(Items from an interface collection)
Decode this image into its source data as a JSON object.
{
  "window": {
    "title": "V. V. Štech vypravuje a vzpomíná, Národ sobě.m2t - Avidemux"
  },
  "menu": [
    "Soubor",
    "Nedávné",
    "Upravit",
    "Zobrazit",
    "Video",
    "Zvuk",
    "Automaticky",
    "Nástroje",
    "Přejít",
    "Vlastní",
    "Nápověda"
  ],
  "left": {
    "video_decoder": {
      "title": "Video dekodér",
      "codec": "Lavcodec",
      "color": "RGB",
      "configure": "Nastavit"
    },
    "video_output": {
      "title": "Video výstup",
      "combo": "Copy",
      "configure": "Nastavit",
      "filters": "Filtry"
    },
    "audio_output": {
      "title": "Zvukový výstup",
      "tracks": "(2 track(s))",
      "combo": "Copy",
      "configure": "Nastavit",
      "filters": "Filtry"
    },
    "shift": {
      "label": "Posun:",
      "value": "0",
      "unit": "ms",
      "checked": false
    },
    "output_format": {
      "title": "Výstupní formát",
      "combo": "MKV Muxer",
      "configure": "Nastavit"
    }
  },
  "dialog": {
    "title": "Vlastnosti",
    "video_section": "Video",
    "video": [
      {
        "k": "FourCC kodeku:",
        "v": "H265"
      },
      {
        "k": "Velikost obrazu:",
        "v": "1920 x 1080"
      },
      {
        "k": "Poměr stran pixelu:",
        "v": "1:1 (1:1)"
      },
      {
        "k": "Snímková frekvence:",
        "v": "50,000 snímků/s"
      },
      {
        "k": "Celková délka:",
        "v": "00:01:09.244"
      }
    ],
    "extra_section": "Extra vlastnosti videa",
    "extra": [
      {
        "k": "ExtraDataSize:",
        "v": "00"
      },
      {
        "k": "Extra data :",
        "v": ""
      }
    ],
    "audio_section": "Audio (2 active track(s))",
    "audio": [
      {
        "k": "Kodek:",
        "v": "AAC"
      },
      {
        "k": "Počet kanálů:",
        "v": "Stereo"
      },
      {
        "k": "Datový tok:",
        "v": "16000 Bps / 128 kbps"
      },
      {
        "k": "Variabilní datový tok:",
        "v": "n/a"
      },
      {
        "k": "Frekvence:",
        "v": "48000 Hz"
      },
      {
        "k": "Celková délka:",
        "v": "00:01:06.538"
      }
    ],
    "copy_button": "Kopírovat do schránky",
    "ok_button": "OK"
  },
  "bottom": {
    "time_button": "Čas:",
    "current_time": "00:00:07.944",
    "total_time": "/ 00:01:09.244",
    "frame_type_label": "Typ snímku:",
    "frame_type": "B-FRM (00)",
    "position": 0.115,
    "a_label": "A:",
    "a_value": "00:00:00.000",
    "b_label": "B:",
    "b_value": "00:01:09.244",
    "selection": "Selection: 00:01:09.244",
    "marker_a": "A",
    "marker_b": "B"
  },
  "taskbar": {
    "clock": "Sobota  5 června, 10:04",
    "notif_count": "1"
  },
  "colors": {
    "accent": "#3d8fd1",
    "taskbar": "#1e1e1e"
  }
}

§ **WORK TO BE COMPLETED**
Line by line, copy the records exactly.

§ **YOUR RESPONSE**
Decode this image into its source data as a JSON object.
{
  "window": {
    "title": "V. V. Štech vypravuje a vzpomíná, Národ sobě.m2t - Avidemux"
  },
  "menu": [
    "Soubor",
    "Nedávné",
    "Upravit",
    "Zobrazit",
    "Video",
    "Zvuk",
    "Automaticky",
    "Nástroje",
    "Přejít",
    "Vlastní",
    "Nápověda"
  ],
  "left": {
    "video_decoder": {
      "title": "Video dekodér",
      "codec": "Lavcodec",
      "color": "RGB",
      "configure": "Nastavit"
    },
    "video_output": {
      "title": "Video výstup",
      "combo": "Copy",
      "configure": "Nastavit",
      "filters": "Filtry"
    },
    "audio_output": {
      "title": "Zvukový výstup",
      "tracks": "(2 track(s))",
      "combo": "Copy",
      "configure": "Nastavit",
      "filters": "Filtry"
    },
    "shift": {
      "label": "Posun:",
      "value": "0",
      "unit": "ms",
      "checked": false
    },
    "output_format": {
      "title": "Výstupní formát",
      "combo": "MKV Muxer",
      "configure": "Nastavit"
    }
  },
  "dialog": {
    "title": "Vlastnosti",
    "video_section": "Video",
    "video": [
      {
        "k": "FourCC kodeku:",
        "v": "H265"
      },
      {
        "k": "Velikost obrazu:",
        "v": "1920 x 1080"
      },
      {
        "k": "Poměr stran pixelu:",
        "v": "1:1 (1:1)"
      },
      {
        "k": "Snímková frekvence:",
        "v": "50,000 snímků/s"
      },
      {
        "k": "Celková délka:",
        "v": "00:01:09.244"
      }
    ],
    "extra_section": "Extra vlastnosti videa",
    "extra": [
      {
        "k": "ExtraDataSize:",
        "v": "00"
      },
      {
        "k": "Extra data :",
        "v": ""
      }
    ],
    "audio_section": "Audio (2 active track(s))",
    "audio": [
      {
        "k": "Kodek:",
        "v": "AAC"
      },
      {
        "k": "Počet kanálů:",
        "v": "Stereo"
      },
      {
        "k": "Datový tok:",
        "v": "16000 Bps / 128 kbps"
      },
      {
        "k": "Variabilní datový tok:",
        "v": "n/a"
      },
      {
        "k": "Frekvence:",
        "v": "48000 Hz"
      },
      {
        "k": "Celková délka:",
        "v": "00:01:06.538"
      }
    ],
    "copy_button": "Kopírovat do schránky",
    "ok_button": "OK"
  },
  "bottom": {
    "time_button": "Čas:",
    "current_time": "00:00:07.944",
    "total_time": "/ 00:01:09.244",
    "frame_type_label": "Typ snímku:",
    "frame_type": "B-FRM (00)",
    "position": 0.115,
    "a_label": "A:",
    "a_value": "00:00:00.000",
    "b_label": "B:",
    "b_value": "00:01:09.244",
    "selection": "Selection: 00:01:09.244",
    "marker_a": "A",
    "marker_b": "B"
  },
  "taskbar": {
    "clock": "Sobota  5 června, 10:04",
    "notif_count": "1"
  },
  "colors": {
    "accent": "#3d8fd1",
    "taskbar": "#1e1e1e"
  }
}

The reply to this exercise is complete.